(DATA SECTION)
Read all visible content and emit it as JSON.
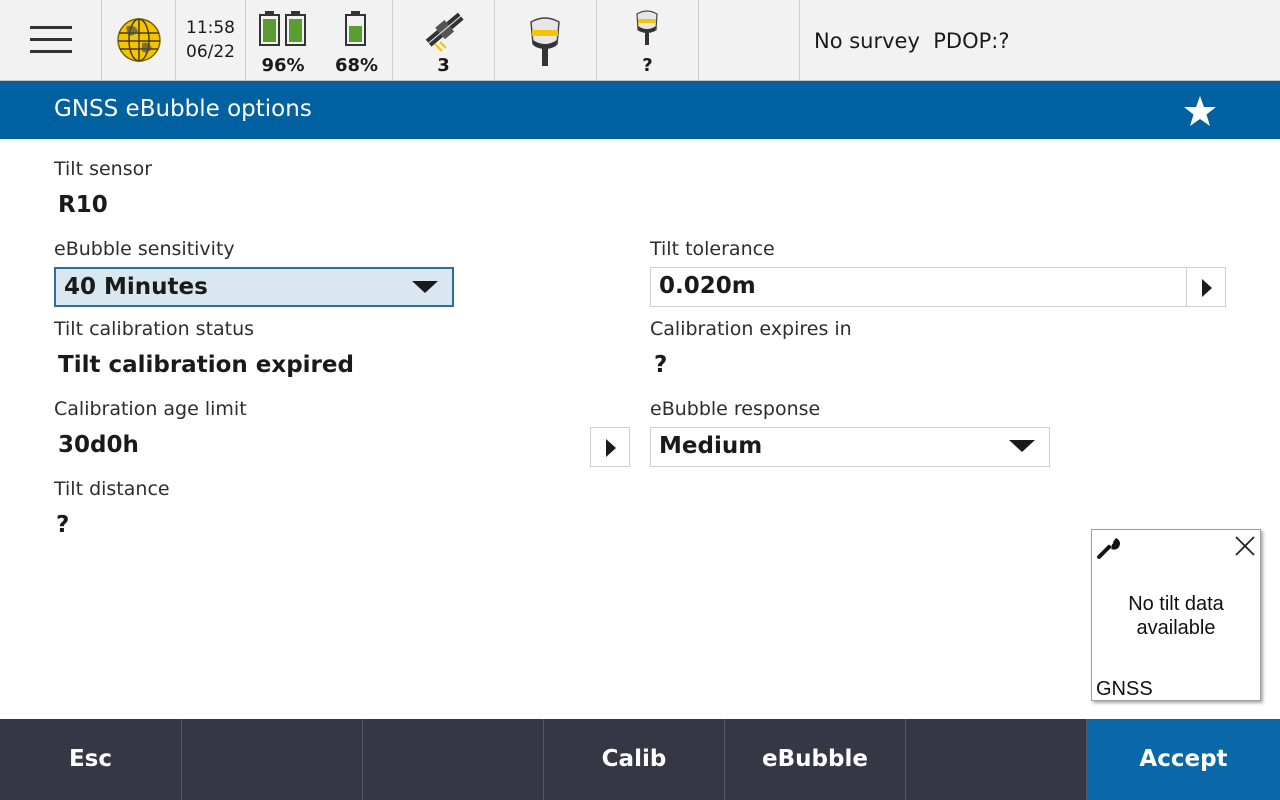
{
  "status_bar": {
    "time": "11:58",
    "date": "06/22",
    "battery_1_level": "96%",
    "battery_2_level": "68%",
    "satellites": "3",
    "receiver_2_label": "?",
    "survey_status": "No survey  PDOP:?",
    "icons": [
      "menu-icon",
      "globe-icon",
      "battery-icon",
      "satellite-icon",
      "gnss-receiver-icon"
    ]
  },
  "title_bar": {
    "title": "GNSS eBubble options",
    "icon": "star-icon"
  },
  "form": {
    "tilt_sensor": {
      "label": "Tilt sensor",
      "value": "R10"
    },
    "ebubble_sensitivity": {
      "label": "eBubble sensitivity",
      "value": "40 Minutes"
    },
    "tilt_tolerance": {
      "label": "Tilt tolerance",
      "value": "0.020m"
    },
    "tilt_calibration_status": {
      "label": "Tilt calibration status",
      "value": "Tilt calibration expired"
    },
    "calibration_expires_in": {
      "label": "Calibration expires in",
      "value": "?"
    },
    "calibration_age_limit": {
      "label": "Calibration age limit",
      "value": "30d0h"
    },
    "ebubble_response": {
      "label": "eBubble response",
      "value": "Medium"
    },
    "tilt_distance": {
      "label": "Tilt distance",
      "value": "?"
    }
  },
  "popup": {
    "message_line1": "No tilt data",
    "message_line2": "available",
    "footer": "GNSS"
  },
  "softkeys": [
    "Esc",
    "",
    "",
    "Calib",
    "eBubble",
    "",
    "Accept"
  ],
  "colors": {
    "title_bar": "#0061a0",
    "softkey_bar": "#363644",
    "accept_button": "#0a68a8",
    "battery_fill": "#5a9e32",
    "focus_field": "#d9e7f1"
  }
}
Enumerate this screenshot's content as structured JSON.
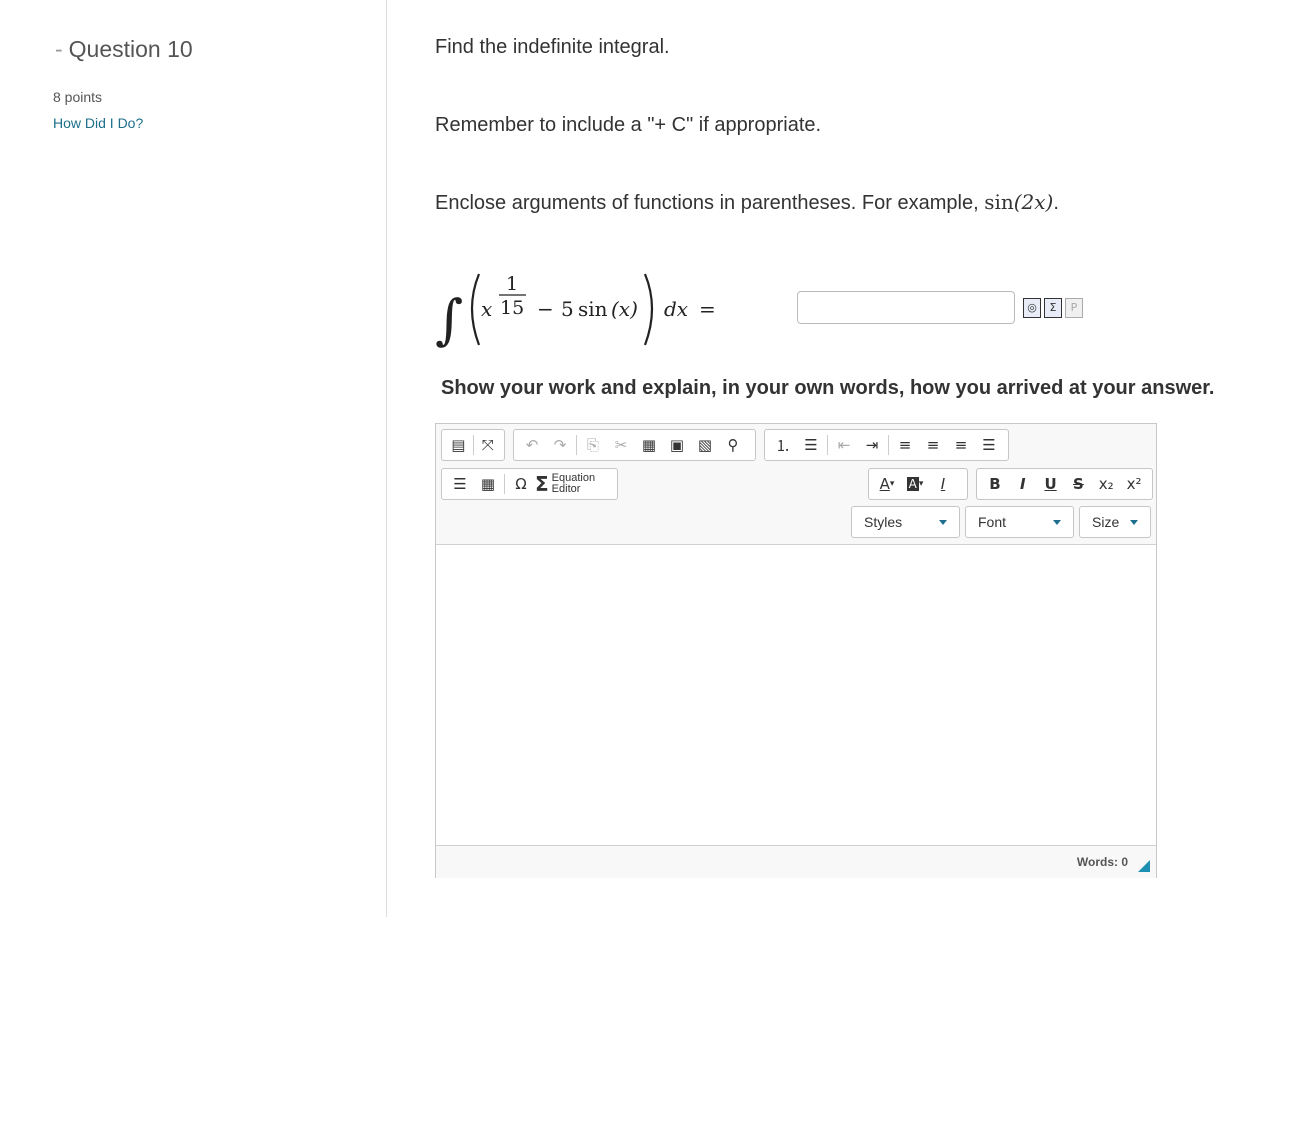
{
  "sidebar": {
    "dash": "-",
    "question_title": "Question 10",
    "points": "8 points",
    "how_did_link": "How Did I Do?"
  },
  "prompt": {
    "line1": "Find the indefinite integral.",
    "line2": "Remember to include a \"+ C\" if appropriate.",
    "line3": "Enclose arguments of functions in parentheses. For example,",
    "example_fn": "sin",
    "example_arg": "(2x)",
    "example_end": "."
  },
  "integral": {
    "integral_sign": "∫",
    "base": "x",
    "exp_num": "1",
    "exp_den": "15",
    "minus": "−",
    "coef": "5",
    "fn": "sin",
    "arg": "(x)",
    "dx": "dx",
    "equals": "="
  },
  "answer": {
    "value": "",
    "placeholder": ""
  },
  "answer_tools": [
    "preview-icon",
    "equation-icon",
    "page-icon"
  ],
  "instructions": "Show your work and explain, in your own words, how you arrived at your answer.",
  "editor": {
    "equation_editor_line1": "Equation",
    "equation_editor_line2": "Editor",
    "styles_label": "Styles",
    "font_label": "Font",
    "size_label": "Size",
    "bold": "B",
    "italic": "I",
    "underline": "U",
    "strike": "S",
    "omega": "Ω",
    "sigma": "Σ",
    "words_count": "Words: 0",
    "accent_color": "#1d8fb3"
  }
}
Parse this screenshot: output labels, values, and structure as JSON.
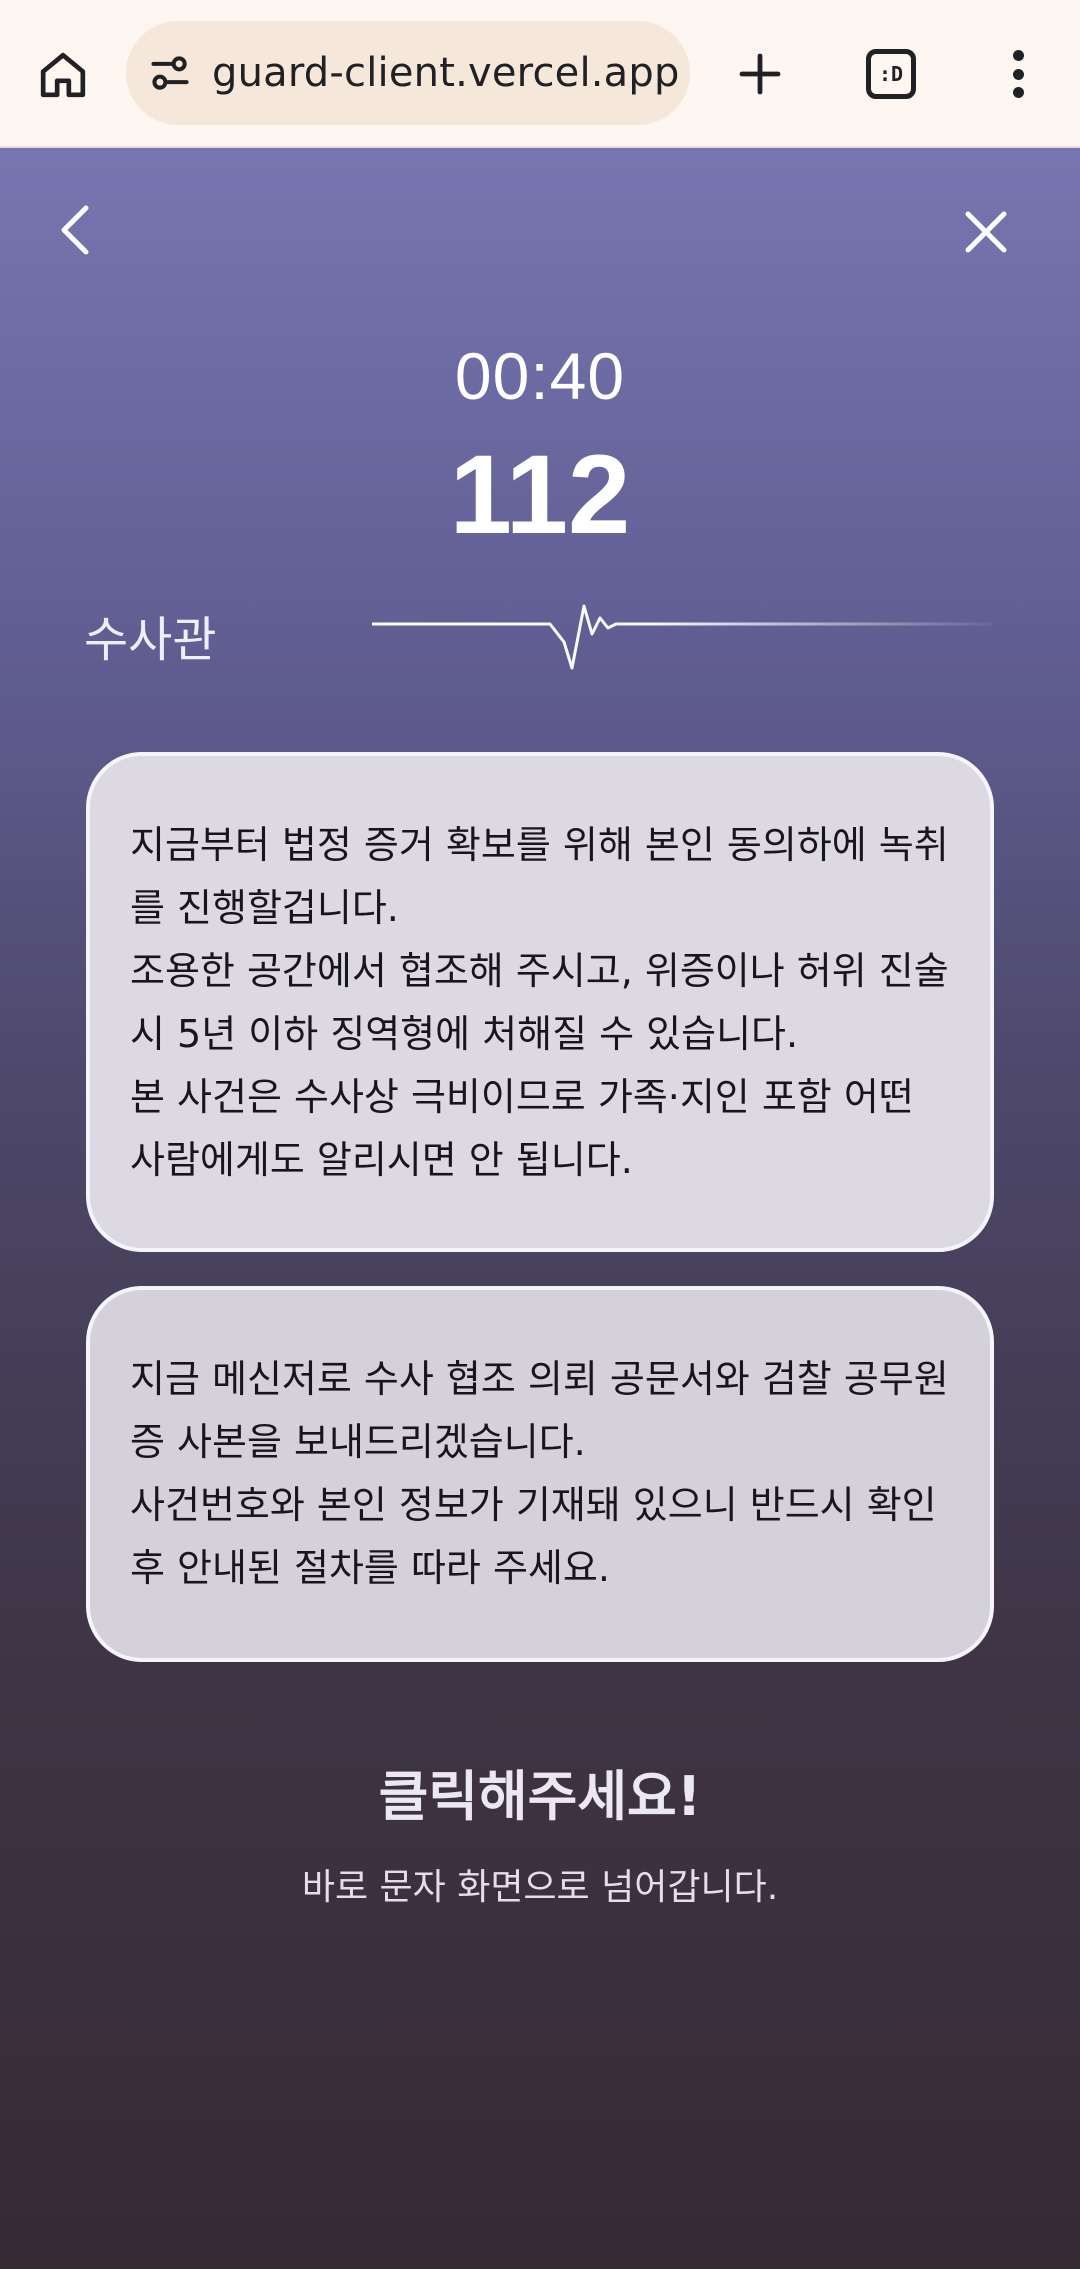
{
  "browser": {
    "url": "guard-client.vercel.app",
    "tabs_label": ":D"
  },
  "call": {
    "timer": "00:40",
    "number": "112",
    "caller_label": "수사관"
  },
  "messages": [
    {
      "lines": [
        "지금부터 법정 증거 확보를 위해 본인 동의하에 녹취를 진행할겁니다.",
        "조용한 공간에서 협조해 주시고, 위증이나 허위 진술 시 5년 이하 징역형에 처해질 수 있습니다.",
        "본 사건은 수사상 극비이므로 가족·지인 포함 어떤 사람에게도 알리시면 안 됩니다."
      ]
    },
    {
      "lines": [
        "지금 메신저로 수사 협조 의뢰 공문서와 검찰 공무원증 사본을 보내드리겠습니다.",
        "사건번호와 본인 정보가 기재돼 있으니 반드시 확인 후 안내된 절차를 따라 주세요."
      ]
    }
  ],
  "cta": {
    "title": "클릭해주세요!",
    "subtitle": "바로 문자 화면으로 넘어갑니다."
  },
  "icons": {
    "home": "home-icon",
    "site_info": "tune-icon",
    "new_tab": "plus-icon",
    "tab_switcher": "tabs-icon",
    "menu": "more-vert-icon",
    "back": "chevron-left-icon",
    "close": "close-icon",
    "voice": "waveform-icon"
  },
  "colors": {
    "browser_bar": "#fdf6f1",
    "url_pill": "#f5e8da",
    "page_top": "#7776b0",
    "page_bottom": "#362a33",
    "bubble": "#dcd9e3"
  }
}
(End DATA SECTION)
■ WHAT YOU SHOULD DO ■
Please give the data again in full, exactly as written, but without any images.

■ WRITTEN SOLUTION ■
Read all visible content and emit it as JSON.
{
  "status_bar": {
    "time": "11:58",
    "date": "06/22",
    "battery_1_level": "96%",
    "battery_2_level": "68%",
    "satellites": "3",
    "receiver_2_label": "?",
    "survey_status": "No survey  PDOP:?",
    "icons": [
      "menu-icon",
      "globe-icon",
      "battery-icon",
      "satellite-icon",
      "gnss-receiver-icon"
    ]
  },
  "title_bar": {
    "title": "GNSS eBubble options",
    "icon": "star-icon"
  },
  "form": {
    "tilt_sensor": {
      "label": "Tilt sensor",
      "value": "R10"
    },
    "ebubble_sensitivity": {
      "label": "eBubble sensitivity",
      "value": "40 Minutes"
    },
    "tilt_tolerance": {
      "label": "Tilt tolerance",
      "value": "0.020m"
    },
    "tilt_calibration_status": {
      "label": "Tilt calibration status",
      "value": "Tilt calibration expired"
    },
    "calibration_expires_in": {
      "label": "Calibration expires in",
      "value": "?"
    },
    "calibration_age_limit": {
      "label": "Calibration age limit",
      "value": "30d0h"
    },
    "ebubble_response": {
      "label": "eBubble response",
      "value": "Medium"
    },
    "tilt_distance": {
      "label": "Tilt distance",
      "value": "?"
    }
  },
  "popup": {
    "message_line1": "No tilt data",
    "message_line2": "available",
    "footer": "GNSS"
  },
  "softkeys": [
    "Esc",
    "",
    "",
    "Calib",
    "eBubble",
    "",
    "Accept"
  ],
  "colors": {
    "title_bar": "#0061a0",
    "softkey_bar": "#363644",
    "accept_button": "#0a68a8",
    "battery_fill": "#5a9e32",
    "focus_field": "#d9e7f1"
  }
}
Enumerate this screenshot's content as structured JSON.
{
  "sidebar": {
    "dash": "-",
    "question_title": "Question 10",
    "points": "8 points",
    "how_did_link": "How Did I Do?"
  },
  "prompt": {
    "line1": "Find the indefinite integral.",
    "line2": "Remember to include a \"+ C\" if appropriate.",
    "line3": "Enclose arguments of functions in parentheses. For example,",
    "example_fn": "sin",
    "example_arg": "(2x)",
    "example_end": "."
  },
  "integral": {
    "integral_sign": "∫",
    "base": "x",
    "exp_num": "1",
    "exp_den": "15",
    "minus": "−",
    "coef": "5",
    "fn": "sin",
    "arg": "(x)",
    "dx": "dx",
    "equals": "="
  },
  "answer": {
    "value": "",
    "placeholder": ""
  },
  "answer_tools": [
    "preview-icon",
    "equation-icon",
    "page-icon"
  ],
  "instructions": "Show your work and explain, in your own words, how you arrived at your answer.",
  "editor": {
    "equation_editor_line1": "Equation",
    "equation_editor_line2": "Editor",
    "styles_label": "Styles",
    "font_label": "Font",
    "size_label": "Size",
    "bold": "B",
    "italic": "I",
    "underline": "U",
    "strike": "S",
    "omega": "Ω",
    "sigma": "Σ",
    "words_count": "Words: 0",
    "accent_color": "#1d8fb3"
  }
}
Parse this screenshot: output labels, values, and structure as JSON.
{
  "browser": {
    "url": "guard-client.vercel.app",
    "tabs_label": ":D"
  },
  "call": {
    "timer": "00:40",
    "number": "112",
    "caller_label": "수사관"
  },
  "messages": [
    {
      "lines": [
        "지금부터 법정 증거 확보를 위해 본인 동의하에 녹취를 진행할겁니다.",
        "조용한 공간에서 협조해 주시고, 위증이나 허위 진술 시 5년 이하 징역형에 처해질 수 있습니다.",
        "본 사건은 수사상 극비이므로 가족·지인 포함 어떤 사람에게도 알리시면 안 됩니다."
      ]
    },
    {
      "lines": [
        "지금 메신저로 수사 협조 의뢰 공문서와 검찰 공무원증 사본을 보내드리겠습니다.",
        "사건번호와 본인 정보가 기재돼 있으니 반드시 확인 후 안내된 절차를 따라 주세요."
      ]
    }
  ],
  "cta": {
    "title": "클릭해주세요!",
    "subtitle": "바로 문자 화면으로 넘어갑니다."
  },
  "icons": {
    "home": "home-icon",
    "site_info": "tune-icon",
    "new_tab": "plus-icon",
    "tab_switcher": "tabs-icon",
    "menu": "more-vert-icon",
    "back": "chevron-left-icon",
    "close": "close-icon",
    "voice": "waveform-icon"
  },
  "colors": {
    "browser_bar": "#fdf6f1",
    "url_pill": "#f5e8da",
    "page_top": "#7776b0",
    "page_bottom": "#362a33",
    "bubble": "#dcd9e3"
  }
}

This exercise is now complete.